WHAT IS NEEDED – Your copy should match the entries exactly, with the pictures left out.
=== TASK INPUTS ===
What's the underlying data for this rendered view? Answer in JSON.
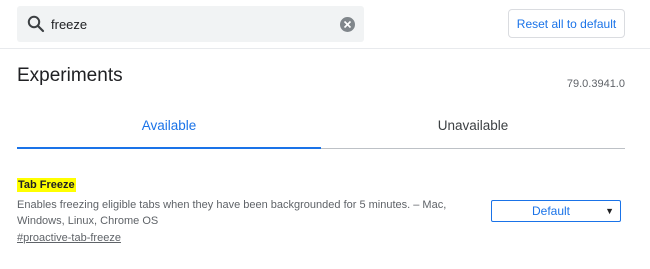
{
  "search": {
    "value": "freeze"
  },
  "header": {
    "reset_label": "Reset all to default"
  },
  "page": {
    "title": "Experiments",
    "version": "79.0.3941.0"
  },
  "tabs": [
    {
      "label": "Available",
      "selected": true
    },
    {
      "label": "Unavailable",
      "selected": false
    }
  ],
  "experiment": {
    "name": "Tab Freeze",
    "description": "Enables freezing eligible tabs when they have been backgrounded for 5 minutes. – Mac, Windows, Linux, Chrome OS",
    "link": "#proactive-tab-freeze",
    "selected_value": "Default"
  },
  "colors": {
    "accent": "#1a73e8",
    "highlight": "#ffff00",
    "search_bg": "#f1f3f4"
  },
  "icons": {
    "search": "search-icon",
    "clear": "clear-search-icon",
    "dropdown": "dropdown-arrow-icon"
  }
}
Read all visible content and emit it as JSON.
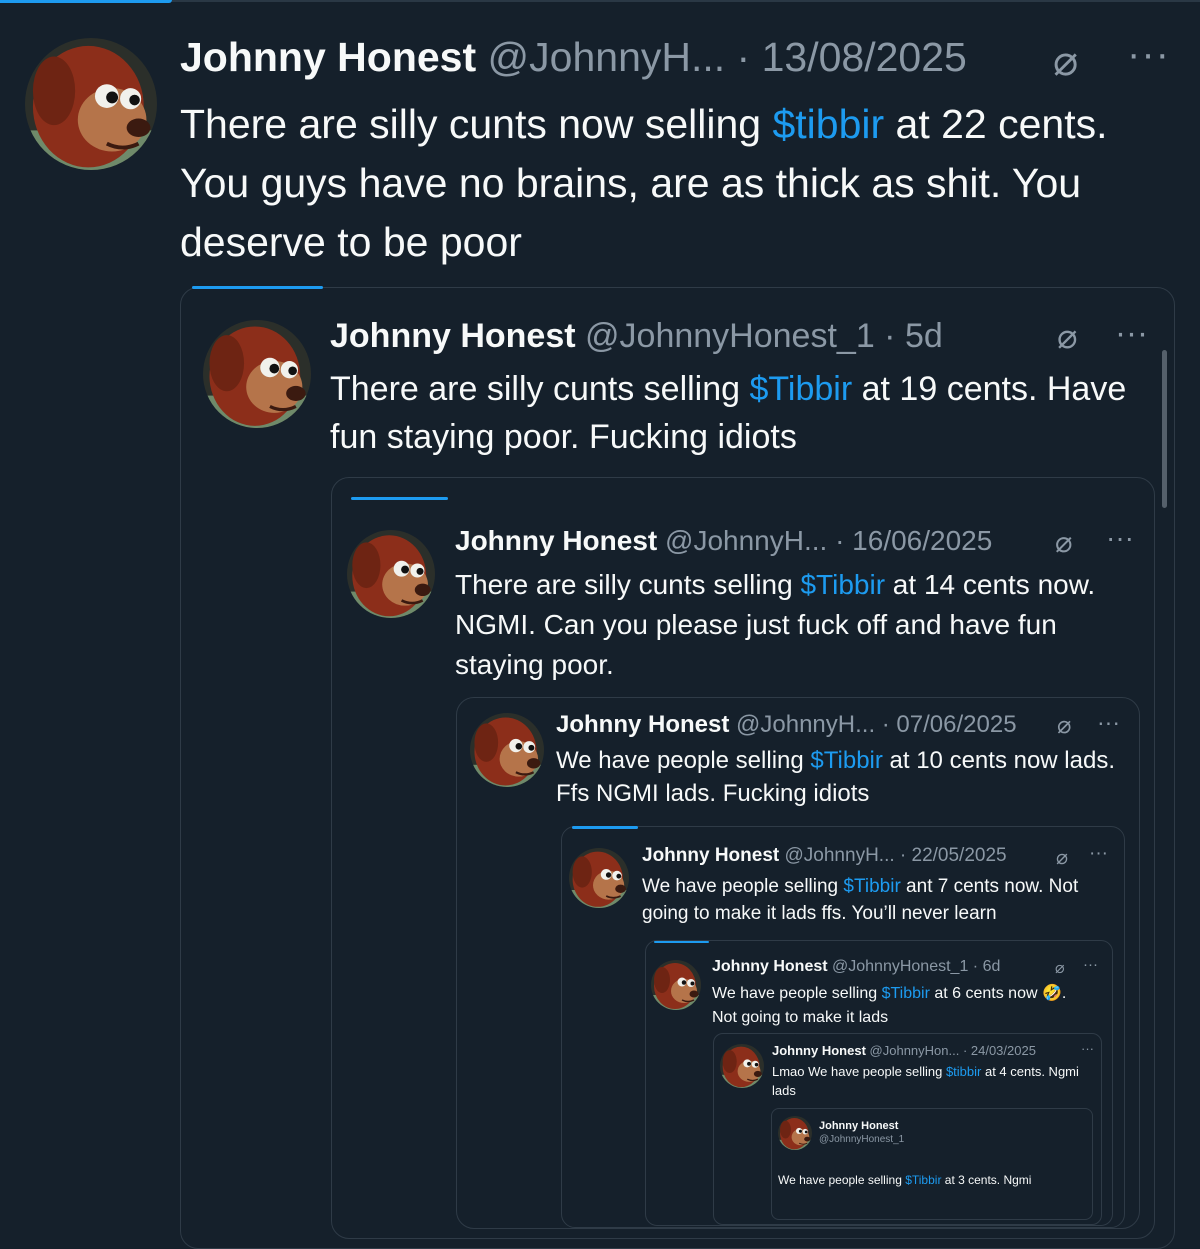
{
  "icons": {
    "grok": "grok-icon",
    "more": "more-icon"
  },
  "colors": {
    "background": "#15202b",
    "link": "#1d9bf0",
    "muted": "#8b98a5",
    "border": "#2f3b47"
  },
  "tweets": [
    {
      "name": "Johnny Honest",
      "handle_date": "@JohnnyH... · 13/08/2025",
      "text": [
        "There are silly cunts now selling ",
        "$tibbir",
        " at 22 cents. You guys have no brains, are as thick as shit. You deserve to be poor"
      ]
    },
    {
      "name": "Johnny Honest",
      "handle_date": "@JohnnyHonest_1 · 5d",
      "text": [
        "There are silly cunts selling ",
        "$Tibbir",
        " at 19 cents. Have fun staying poor. Fucking idiots"
      ]
    },
    {
      "name": "Johnny Honest",
      "handle_date": "@JohnnyH... · 16/06/2025",
      "text": [
        "There are silly cunts selling ",
        "$Tibbir",
        " at 14 cents now. NGMI. Can you please just fuck off and have fun staying poor."
      ]
    },
    {
      "name": "Johnny Honest",
      "handle_date": "@JohnnyH... · 07/06/2025",
      "text": [
        "We have people selling ",
        "$Tibbir",
        " at 10 cents now lads. Ffs  NGMI lads. Fucking idiots"
      ]
    },
    {
      "name": "Johnny Honest",
      "handle_date": "@JohnnyH... · 22/05/2025",
      "text": [
        "We have people selling ",
        "$Tibbir",
        " ant 7 cents now. Not going to make it lads ffs. You’ll never learn"
      ]
    },
    {
      "name": "Johnny Honest",
      "handle_date": "@JohnnyHonest_1 · 6d",
      "text": [
        "We have people selling ",
        "$Tibbir",
        " at 6 cents now 🤣. Not going to make it lads"
      ]
    },
    {
      "name": "Johnny Honest",
      "handle_date": "@JohnnyHon... · 24/03/2025",
      "text": [
        "Lmao We have people selling ",
        "$tibbir",
        " at 4 cents. Ngmi lads"
      ]
    },
    {
      "name": "Johnny Honest",
      "handle": "@JohnnyHonest_1",
      "text": [
        "We have people selling ",
        "$Tibbir",
        " at 3 cents. Ngmi"
      ]
    }
  ]
}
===
YOUR SOLUTION –
What's the underlying data for this rendered view? Answer in JSON.
{
  "search": {
    "value": "freeze"
  },
  "header": {
    "reset_label": "Reset all to default"
  },
  "page": {
    "title": "Experiments",
    "version": "79.0.3941.0"
  },
  "tabs": [
    {
      "label": "Available",
      "selected": true
    },
    {
      "label": "Unavailable",
      "selected": false
    }
  ],
  "experiment": {
    "name": "Tab Freeze",
    "description": "Enables freezing eligible tabs when they have been backgrounded for 5 minutes. – Mac, Windows, Linux, Chrome OS",
    "link": "#proactive-tab-freeze",
    "selected_value": "Default"
  },
  "colors": {
    "accent": "#1a73e8",
    "highlight": "#ffff00",
    "search_bg": "#f1f3f4"
  },
  "icons": {
    "search": "search-icon",
    "clear": "clear-search-icon",
    "dropdown": "dropdown-arrow-icon"
  }
}
Read all visible content and emit it as JSON.
{
  "icons": {
    "grok": "grok-icon",
    "more": "more-icon"
  },
  "colors": {
    "background": "#15202b",
    "link": "#1d9bf0",
    "muted": "#8b98a5",
    "border": "#2f3b47"
  },
  "tweets": [
    {
      "name": "Johnny Honest",
      "handle_date": "@JohnnyH... · 13/08/2025",
      "text": [
        "There are silly cunts now selling ",
        "$tibbir",
        " at 22 cents. You guys have no brains, are as thick as shit. You deserve to be poor"
      ]
    },
    {
      "name": "Johnny Honest",
      "handle_date": "@JohnnyHonest_1 · 5d",
      "text": [
        "There are silly cunts selling ",
        "$Tibbir",
        " at 19 cents. Have fun staying poor. Fucking idiots"
      ]
    },
    {
      "name": "Johnny Honest",
      "handle_date": "@JohnnyH... · 16/06/2025",
      "text": [
        "There are silly cunts selling ",
        "$Tibbir",
        " at 14 cents now. NGMI. Can you please just fuck off and have fun staying poor."
      ]
    },
    {
      "name": "Johnny Honest",
      "handle_date": "@JohnnyH... · 07/06/2025",
      "text": [
        "We have people selling ",
        "$Tibbir",
        " at 10 cents now lads. Ffs  NGMI lads. Fucking idiots"
      ]
    },
    {
      "name": "Johnny Honest",
      "handle_date": "@JohnnyH... · 22/05/2025",
      "text": [
        "We have people selling ",
        "$Tibbir",
        " ant 7 cents now. Not going to make it lads ffs. You’ll never learn"
      ]
    },
    {
      "name": "Johnny Honest",
      "handle_date": "@JohnnyHonest_1 · 6d",
      "text": [
        "We have people selling ",
        "$Tibbir",
        " at 6 cents now 🤣. Not going to make it lads"
      ]
    },
    {
      "name": "Johnny Honest",
      "handle_date": "@JohnnyHon... · 24/03/2025",
      "text": [
        "Lmao We have people selling ",
        "$tibbir",
        " at 4 cents. Ngmi lads"
      ]
    },
    {
      "name": "Johnny Honest",
      "handle": "@JohnnyHonest_1",
      "text": [
        "We have people selling ",
        "$Tibbir",
        " at 3 cents. Ngmi"
      ]
    }
  ]
}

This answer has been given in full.